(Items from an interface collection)
----------------
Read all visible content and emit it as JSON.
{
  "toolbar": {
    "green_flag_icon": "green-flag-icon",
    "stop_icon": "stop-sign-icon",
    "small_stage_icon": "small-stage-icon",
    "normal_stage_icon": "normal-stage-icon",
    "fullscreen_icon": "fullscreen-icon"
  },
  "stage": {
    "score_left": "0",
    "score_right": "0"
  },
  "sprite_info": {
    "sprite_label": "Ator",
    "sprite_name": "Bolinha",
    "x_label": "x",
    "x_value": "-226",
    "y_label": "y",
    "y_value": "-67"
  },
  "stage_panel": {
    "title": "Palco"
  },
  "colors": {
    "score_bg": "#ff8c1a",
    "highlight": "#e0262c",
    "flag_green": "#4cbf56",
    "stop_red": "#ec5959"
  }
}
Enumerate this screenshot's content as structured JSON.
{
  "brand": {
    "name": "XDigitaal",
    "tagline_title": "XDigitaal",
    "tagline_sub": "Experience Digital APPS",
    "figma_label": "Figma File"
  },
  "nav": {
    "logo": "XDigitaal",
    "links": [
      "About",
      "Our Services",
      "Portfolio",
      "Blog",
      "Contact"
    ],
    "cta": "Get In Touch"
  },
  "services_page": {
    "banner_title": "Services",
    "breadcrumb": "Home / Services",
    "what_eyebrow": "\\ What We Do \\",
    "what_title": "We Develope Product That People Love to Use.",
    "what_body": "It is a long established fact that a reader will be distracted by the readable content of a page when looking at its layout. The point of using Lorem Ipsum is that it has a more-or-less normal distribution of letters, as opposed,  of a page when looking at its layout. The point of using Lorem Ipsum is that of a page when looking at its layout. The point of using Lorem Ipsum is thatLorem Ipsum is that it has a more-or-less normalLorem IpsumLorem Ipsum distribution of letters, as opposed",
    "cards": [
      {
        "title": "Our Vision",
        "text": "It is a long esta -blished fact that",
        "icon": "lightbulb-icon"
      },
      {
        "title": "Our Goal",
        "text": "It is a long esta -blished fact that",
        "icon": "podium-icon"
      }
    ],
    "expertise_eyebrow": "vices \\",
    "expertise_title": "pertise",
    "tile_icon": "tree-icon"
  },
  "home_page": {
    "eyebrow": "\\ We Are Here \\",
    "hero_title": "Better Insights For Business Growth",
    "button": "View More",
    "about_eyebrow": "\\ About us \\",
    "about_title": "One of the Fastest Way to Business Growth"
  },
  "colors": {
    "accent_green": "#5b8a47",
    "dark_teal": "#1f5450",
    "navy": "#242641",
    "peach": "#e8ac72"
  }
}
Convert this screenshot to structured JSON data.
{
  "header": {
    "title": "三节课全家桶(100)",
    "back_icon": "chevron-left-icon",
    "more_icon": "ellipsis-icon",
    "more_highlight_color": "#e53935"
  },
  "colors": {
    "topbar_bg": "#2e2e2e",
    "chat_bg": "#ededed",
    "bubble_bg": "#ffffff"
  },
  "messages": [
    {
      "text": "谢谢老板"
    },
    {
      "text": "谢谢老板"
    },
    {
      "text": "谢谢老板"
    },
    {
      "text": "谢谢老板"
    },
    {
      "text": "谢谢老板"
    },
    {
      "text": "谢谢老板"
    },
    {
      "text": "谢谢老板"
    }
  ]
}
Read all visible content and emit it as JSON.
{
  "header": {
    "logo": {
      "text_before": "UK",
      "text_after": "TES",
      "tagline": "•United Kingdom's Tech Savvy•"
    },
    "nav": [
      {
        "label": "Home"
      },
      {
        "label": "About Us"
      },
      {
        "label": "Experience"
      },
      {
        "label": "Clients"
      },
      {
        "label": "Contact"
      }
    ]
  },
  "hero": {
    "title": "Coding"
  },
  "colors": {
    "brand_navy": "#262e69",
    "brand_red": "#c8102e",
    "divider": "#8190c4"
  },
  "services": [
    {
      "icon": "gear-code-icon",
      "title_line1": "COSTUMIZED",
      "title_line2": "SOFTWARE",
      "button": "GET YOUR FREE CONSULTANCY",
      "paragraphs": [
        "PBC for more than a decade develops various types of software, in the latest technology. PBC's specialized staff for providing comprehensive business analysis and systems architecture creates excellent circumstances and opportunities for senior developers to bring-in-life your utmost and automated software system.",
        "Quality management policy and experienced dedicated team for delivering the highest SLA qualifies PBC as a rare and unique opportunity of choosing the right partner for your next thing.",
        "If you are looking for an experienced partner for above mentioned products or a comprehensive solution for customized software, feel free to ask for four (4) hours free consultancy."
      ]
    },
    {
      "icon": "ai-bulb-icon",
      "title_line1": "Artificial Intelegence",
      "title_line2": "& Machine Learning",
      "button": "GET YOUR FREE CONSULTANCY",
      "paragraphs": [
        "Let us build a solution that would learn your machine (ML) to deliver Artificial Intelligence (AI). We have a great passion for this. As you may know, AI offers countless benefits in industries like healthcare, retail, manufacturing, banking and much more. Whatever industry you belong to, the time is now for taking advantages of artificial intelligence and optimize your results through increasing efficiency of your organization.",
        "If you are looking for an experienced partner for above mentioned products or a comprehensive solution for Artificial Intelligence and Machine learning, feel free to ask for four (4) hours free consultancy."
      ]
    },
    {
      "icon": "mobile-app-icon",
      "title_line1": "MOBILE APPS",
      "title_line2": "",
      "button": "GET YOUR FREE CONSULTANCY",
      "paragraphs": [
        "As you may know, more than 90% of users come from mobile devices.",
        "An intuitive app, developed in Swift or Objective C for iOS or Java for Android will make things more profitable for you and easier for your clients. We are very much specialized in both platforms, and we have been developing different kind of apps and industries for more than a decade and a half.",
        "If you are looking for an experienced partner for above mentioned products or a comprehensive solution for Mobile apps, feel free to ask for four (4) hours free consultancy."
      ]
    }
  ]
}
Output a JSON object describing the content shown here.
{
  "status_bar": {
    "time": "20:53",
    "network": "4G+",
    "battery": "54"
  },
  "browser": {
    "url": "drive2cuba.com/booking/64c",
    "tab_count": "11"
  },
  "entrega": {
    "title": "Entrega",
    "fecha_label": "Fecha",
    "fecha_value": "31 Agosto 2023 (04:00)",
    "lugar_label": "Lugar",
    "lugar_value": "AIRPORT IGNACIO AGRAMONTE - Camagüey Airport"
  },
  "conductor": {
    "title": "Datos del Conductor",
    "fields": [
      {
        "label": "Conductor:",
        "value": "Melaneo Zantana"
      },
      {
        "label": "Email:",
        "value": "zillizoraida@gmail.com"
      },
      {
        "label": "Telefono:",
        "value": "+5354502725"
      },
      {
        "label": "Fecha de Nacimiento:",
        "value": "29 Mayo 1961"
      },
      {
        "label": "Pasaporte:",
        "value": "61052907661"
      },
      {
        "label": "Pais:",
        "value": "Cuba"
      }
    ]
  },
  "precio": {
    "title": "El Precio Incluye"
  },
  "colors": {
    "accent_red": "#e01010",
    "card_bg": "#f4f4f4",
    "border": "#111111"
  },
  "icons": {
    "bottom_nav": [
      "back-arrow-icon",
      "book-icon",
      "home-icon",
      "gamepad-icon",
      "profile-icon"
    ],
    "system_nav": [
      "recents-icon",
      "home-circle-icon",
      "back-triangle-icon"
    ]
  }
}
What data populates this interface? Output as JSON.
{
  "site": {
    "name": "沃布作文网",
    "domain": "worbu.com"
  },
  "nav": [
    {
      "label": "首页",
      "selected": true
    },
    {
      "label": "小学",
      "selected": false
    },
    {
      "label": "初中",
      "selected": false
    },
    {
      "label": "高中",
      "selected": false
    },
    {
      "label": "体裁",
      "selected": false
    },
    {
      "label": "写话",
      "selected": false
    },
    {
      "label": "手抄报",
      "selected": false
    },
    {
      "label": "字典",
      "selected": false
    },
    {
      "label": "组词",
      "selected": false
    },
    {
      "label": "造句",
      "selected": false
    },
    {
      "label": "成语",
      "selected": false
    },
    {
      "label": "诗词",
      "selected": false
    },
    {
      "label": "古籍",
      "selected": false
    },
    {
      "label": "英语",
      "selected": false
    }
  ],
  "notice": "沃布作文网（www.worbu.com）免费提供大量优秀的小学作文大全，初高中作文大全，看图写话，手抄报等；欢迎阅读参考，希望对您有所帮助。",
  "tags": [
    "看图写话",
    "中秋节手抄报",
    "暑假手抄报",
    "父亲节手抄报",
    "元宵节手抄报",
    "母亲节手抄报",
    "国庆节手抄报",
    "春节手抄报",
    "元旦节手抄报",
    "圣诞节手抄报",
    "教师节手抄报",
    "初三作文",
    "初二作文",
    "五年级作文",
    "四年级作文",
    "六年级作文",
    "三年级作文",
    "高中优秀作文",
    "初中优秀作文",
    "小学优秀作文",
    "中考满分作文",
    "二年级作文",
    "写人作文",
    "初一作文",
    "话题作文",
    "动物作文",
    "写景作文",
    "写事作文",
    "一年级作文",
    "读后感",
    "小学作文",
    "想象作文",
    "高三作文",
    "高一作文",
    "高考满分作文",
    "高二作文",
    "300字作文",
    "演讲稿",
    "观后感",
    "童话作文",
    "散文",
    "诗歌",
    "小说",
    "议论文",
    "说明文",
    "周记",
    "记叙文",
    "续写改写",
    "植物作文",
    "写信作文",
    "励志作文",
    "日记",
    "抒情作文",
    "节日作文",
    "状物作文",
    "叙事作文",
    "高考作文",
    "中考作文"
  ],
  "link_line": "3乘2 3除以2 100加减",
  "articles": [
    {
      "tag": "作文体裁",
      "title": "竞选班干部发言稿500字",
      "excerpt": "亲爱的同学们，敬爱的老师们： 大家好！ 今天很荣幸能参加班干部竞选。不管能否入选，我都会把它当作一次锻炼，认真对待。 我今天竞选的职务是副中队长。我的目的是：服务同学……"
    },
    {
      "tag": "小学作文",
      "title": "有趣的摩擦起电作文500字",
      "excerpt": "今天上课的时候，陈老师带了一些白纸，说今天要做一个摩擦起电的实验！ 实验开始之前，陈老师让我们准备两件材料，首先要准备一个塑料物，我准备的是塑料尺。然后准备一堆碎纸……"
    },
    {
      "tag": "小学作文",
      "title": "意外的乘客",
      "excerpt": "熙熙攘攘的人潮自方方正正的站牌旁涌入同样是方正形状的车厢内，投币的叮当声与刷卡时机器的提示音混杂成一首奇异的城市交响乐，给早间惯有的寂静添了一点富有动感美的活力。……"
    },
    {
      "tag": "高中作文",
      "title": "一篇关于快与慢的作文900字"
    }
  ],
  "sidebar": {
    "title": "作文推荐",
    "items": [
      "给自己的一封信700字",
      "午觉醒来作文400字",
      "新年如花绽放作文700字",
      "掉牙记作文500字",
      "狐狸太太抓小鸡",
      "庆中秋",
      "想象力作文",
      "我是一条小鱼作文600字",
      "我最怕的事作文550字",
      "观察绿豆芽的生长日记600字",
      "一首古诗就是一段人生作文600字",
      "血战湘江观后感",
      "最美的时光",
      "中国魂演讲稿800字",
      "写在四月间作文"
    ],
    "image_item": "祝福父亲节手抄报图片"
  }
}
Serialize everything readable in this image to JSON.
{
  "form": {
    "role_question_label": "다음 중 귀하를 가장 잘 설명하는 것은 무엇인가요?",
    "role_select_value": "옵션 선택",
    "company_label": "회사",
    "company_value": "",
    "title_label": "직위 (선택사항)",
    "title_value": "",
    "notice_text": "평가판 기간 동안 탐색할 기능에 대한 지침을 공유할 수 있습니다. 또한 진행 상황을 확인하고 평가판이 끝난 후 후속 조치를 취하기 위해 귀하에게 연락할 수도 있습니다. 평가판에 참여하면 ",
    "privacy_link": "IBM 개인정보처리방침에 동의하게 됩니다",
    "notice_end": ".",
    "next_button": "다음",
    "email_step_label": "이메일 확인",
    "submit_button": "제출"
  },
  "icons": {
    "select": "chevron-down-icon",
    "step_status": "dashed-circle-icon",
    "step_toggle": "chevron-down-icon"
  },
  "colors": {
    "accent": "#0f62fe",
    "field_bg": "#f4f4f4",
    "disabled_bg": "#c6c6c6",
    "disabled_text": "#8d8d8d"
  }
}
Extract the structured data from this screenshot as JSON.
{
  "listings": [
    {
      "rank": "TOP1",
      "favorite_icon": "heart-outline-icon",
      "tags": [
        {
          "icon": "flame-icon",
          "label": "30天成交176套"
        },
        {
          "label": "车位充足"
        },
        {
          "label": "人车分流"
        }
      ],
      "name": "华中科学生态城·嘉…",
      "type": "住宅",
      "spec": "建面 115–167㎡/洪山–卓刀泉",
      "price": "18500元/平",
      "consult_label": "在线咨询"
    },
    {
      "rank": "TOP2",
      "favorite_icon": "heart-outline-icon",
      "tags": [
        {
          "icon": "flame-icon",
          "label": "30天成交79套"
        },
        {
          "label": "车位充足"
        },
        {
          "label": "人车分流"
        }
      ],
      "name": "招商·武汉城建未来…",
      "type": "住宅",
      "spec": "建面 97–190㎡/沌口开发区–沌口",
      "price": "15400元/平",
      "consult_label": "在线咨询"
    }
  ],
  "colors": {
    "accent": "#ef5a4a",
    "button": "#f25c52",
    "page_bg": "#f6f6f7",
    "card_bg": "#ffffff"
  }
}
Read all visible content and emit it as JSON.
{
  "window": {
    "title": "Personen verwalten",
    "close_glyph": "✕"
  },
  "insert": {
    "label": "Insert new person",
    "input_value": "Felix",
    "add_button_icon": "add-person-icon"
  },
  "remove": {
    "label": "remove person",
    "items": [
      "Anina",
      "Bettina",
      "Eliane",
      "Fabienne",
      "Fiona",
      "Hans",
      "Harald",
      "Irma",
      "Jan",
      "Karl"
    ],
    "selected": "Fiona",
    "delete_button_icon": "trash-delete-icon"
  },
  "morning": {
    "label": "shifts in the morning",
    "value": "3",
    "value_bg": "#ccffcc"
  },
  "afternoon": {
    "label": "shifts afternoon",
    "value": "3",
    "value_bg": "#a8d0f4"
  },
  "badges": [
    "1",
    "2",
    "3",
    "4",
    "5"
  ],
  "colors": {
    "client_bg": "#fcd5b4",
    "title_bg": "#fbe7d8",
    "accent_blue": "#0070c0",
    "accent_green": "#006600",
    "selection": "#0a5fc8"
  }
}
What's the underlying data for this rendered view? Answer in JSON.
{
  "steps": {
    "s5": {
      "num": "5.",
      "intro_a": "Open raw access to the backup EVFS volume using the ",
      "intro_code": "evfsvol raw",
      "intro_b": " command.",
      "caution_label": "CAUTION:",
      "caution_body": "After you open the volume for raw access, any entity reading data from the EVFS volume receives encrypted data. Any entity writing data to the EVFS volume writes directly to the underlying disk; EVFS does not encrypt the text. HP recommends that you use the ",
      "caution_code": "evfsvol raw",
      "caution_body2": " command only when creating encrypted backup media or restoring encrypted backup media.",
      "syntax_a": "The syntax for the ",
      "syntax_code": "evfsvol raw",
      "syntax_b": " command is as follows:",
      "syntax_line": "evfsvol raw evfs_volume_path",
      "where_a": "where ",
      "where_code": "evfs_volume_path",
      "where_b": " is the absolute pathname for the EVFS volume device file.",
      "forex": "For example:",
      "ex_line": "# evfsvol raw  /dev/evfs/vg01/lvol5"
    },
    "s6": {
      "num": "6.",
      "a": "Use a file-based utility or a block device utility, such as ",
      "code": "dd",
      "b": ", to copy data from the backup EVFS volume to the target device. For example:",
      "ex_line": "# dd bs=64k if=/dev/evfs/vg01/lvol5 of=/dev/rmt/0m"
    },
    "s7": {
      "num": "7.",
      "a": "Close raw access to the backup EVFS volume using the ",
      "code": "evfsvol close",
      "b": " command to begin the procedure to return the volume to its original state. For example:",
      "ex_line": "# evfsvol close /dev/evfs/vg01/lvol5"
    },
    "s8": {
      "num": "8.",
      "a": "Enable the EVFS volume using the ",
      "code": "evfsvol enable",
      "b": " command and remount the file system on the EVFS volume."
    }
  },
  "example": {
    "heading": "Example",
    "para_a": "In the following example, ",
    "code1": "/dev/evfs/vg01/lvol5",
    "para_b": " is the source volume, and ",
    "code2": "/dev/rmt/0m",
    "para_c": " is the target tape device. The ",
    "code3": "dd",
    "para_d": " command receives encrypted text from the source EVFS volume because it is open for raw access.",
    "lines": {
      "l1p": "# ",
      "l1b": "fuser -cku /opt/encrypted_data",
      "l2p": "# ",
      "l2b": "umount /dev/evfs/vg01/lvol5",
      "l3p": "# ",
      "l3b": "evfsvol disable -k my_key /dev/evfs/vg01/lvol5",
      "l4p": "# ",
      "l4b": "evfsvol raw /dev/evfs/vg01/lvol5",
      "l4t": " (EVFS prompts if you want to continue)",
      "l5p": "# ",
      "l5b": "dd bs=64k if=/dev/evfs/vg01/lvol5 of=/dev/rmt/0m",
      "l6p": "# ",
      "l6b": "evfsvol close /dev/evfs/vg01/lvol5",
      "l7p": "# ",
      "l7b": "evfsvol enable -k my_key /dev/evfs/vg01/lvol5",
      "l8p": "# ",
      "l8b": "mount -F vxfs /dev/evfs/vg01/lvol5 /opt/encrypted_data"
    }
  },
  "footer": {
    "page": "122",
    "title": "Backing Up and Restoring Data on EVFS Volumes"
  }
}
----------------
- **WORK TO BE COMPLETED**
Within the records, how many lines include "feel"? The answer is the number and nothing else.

- **ANSWER BOX**
3